In Tulbagh, everything is versatile. Soils are different everywhere you turn, and regarding climate, there are stark differences between the temperatures in the day and night. Combine these characteristics with the fact that the Groot Winterhoek, Witzenberg and Obiekwaberg mountains surround the area on three different sides, you have a versatility here which allows for plenty of different kinds of grape plantings. However, the area is best explored if you have a particular penchant for bubbly, Pinotage or Shiraz.
The valley has been producing wine for hundreds of years, but it’s only recently that those outside of the area have begun to sit up and take note. Tulbagh is now well and truly on the map for wine lovers, as it merges the old, traditional side with a more contemporary edge without too much effort. It’s small, too, meaning that it’s not overwhelming, and with just 13 wineries, it could be covered in a weekend. Those before you have tended to enjoy Saronsberg Wine Cellar, which offers a wonderful art gallery and Drostdy Hof, a farm which doubles as a museum.
The town of Tulbagh has plenty to do, just over two hours from Cape Town’s centre. It’s somewhat of a cultural hub, with over 30 monuments on one street at its heart. Here you will see fine examples of how tradition meets innovation, alongside some really stand-out food.
When designing a trip to satisfy more than just a love of wine, the Hermanus wine route makes for an excellent choice. Venturing just one hour and 45 minutes from Cape Town places you right in the action somewhere that can only be described as “the best of both worlds”.
Look to one side of the R320 roadway, and you’ll see the striking mountains. Then, to your other side, you’ll find the equally spectacular coastline. It’s this incredible coalescence which makes it possible to do everything you want to. In just one day, you can sample some of the finest wines, and then see the whales of the Atlantic mere minutes away.
The climate here is relatively cool, which means that there is a burgeoning Chardonnay and Pinot Noir wine scene. Deserving of a mention is Bouchard Finlayson, a boutique winery offering tasting, tours and even nature walks. It’s easily reached by the road, or they can accept visitors by helicopter if you so choose.

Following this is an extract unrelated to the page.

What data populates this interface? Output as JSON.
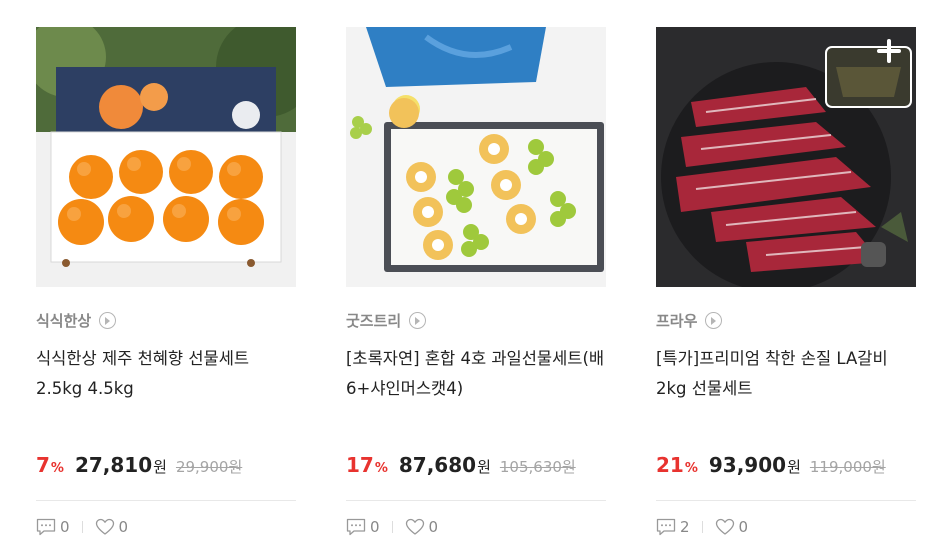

Combining elements of its neighbours, the rural Paarl wine route is surrounded by many major players in the wine game, such as Wellington, Stellenbosch and Franschhoek. It is also immersed among a mountainous backdrop, and has the Berg River flowing through. Here you will find a plentiful mix of grapes grown here, although Cabernet Sauvignon, Pinotage, Shiraz, Chardonnay and Chenin Blanc tend to thrive the most. Harvesting can be somewhat difficult in the area, but there are modern methods (such as supplementary irrigation) which helps ensure the process goes to plan.
Almost 30 farms here are spread around the surrounds of Paarl Rock, the town’s iconic pearl-shaped namesake. Paarl is relatively famous in its own right, claiming the popular Fairview winery as its own. Founded in 1693, the working farm produces not only wine, but artisanal cheeses. You can wander the vineyards, visit the restaurant, bakery and tasting room, or even visit the goats (yes, goats) at Goat Tower. This experience is truly different, and as such, it’s unforgettable.
The area as a whole is relatively innovative, responsible for creating the first white Pinotage in the world, in addition to bottling the country’s very first Bordeaux-style red blend. If you need, or would like, to sample Kosher wines, Kleine Draken is a wonderful place for this.
Staying here need not solely be about the wine, as Paarl is known for its appeal to adventure advocates. You can go mountain biking, quad biking or horse riding at Rhebokskloof estate, or enjoy other outdoor activities elsewhere. There are also plenty of choices when it comes to dining, but you ought to sample top-tier cuisine from Bosman’s, at the area’s only five-star accommodation offering, the Grand Roche Hotel.